The conference agenda provides an overview and details of sessions. In order to view sessions on a specific day or for a certain room, please select an appropriate date or room link. You may also select a session to explore available abstracts and download papers and presentations.
|Location: MC 2-850|
|Date: Friday, 29/Mar/2019|
|9:00am - 10:30am||12-09: Promoting women’s land rights in land investment in Tanzania - using RIPL engendered guidebooks|
ID: 618 / 12-09: 1
Topics: Land and human rights, gender, indigenous peoples
Keywords: Women’s Land Rights, gender, human rights principles/standards, responsible investment on land, Tanzania
Promoting women’s land rights in land investment in Tanzania - using RIPL engendered guidebooks
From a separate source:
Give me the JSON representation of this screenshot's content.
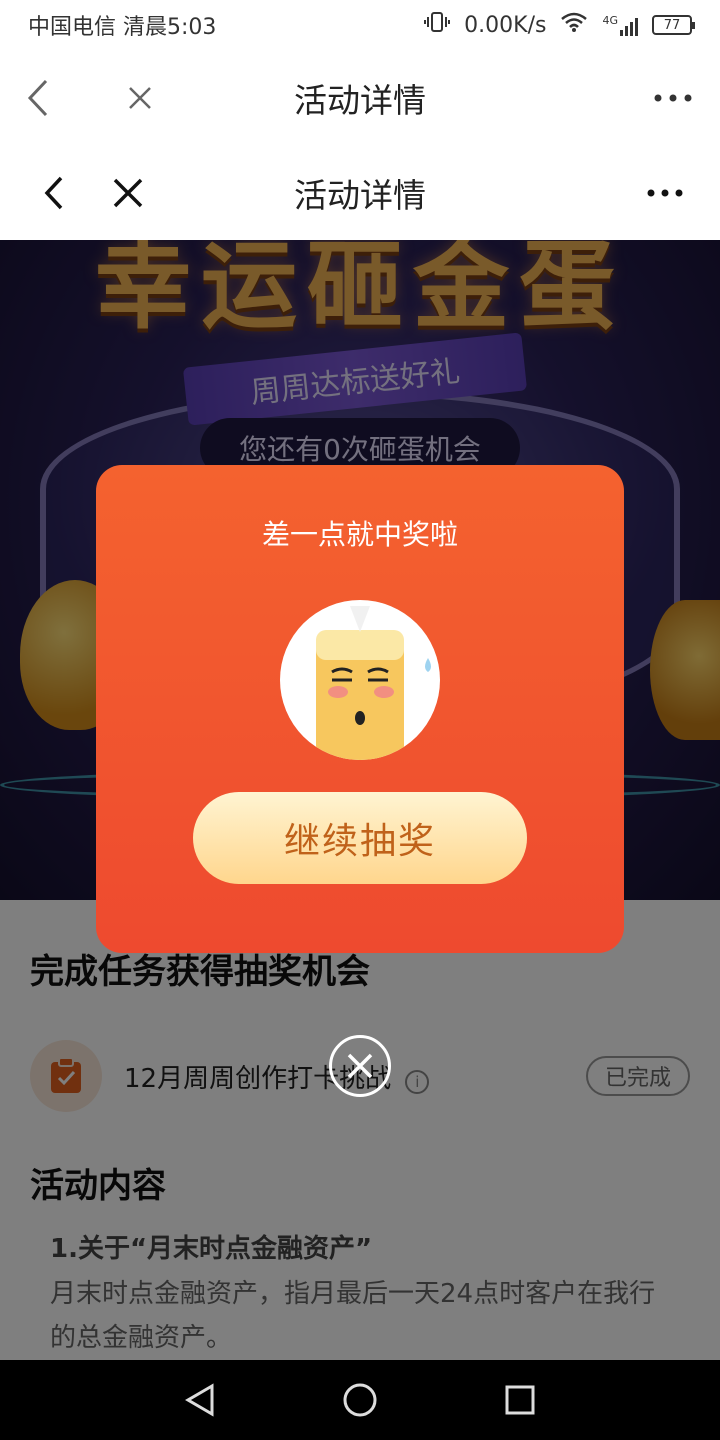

Since the mid-2000s, large-scale investments in agriculture have increased sharply in developing countries, driven by rising commodity prices, strategic concerns of food-importing countries, and commercial opportunities. In Tanzania, there are a growing number of large-scale agricultural investments by the private sector, often involving the acquisition of large tracts of land. While such investments are frequently carried out for the means of improving food security and reducing poverty, they are often implicated in contributing to farmland encroachment and displacement of rural people, exacerbating food insecurity and poverty among women as small-scale food producers. This Master Class provides recommendations on how the Responsible Investments in Property and Land (RIPL) Guidebooks can be utilized to guide land-based investments in Tanzania to better ensure that women meaningfully participate and benefit from such investments. The RIPL Guidebooks offer valuable information for governments, investors and civil society groups in regard to designing policies and practices.
|11:00am - 12:30pm||13-09: How to conduct impact evaluation of land tenure and governance interventions, from theory to practice|
ID: 251 / 13-09: 1
MasterClass - learning day events
How to conduct impact evaluation of land tenure and governance interventions, from theory to practice
1IFAD, Italy; 2UN-Habitat, Kenya; 3MCC, United States of America
The Masterclass will focus on how the newly-published "Guidelines for Impact Evaluation of Land Tenure and Governance Interventions" can be used and applied for the evaluation of stand-alone tenure security activities, as well as for projects of which land tenure activities are integrated with other components. Strengthening impact assessment of land tenure activities can inform and enhance the design and implementation of future land tenure and governance interventions to best support lasting tenure security and achieve related impacts on poverty, food security, gender equality, environmental sustainability, and security linked to Agenda 2030.
|1:30pm - 3:00pm||14-09: Tackling land corruption risks to achieve the SDGs.|
ID: 572 / 14-09: 1
MasterClass - learning day events
Tackling land corruption risks to achieve the SDGs.
1Transparency International Zimbabwe, Zimbabwe; 2Transparency International Zimbabwe; 3Ghana Integrity Intiative; 4Transparency International Kenya; 5Corruption Watch
Notwithstanding the global recognition on the threat corruption poses to sustainable development, there is a worrying limited focus on land corruption. High-level policy discussions platforms such as the World Bank Land and Poverty Conference have inadequately focused on land corruption. This is despite many studies by Transparency International (TI) and its National Chapters (NC), FAO, DFID, Land Legend and Land Governance Assessment Frameworks by World Bank on the effect of corruption and land and its larger impact on gender and human rights. Against this backdrop, National Chapters of Transparency International seek to convene a Master Class to amplify the global understanding of land corruption and the impact it has on the attainment of Sustainable Development Goals 1,2, 5 and 11. More profoundly the Masterclass will provide a platform for TI NCs to share some of the advocacy tools that TI has developed in response to the problem of land corruption.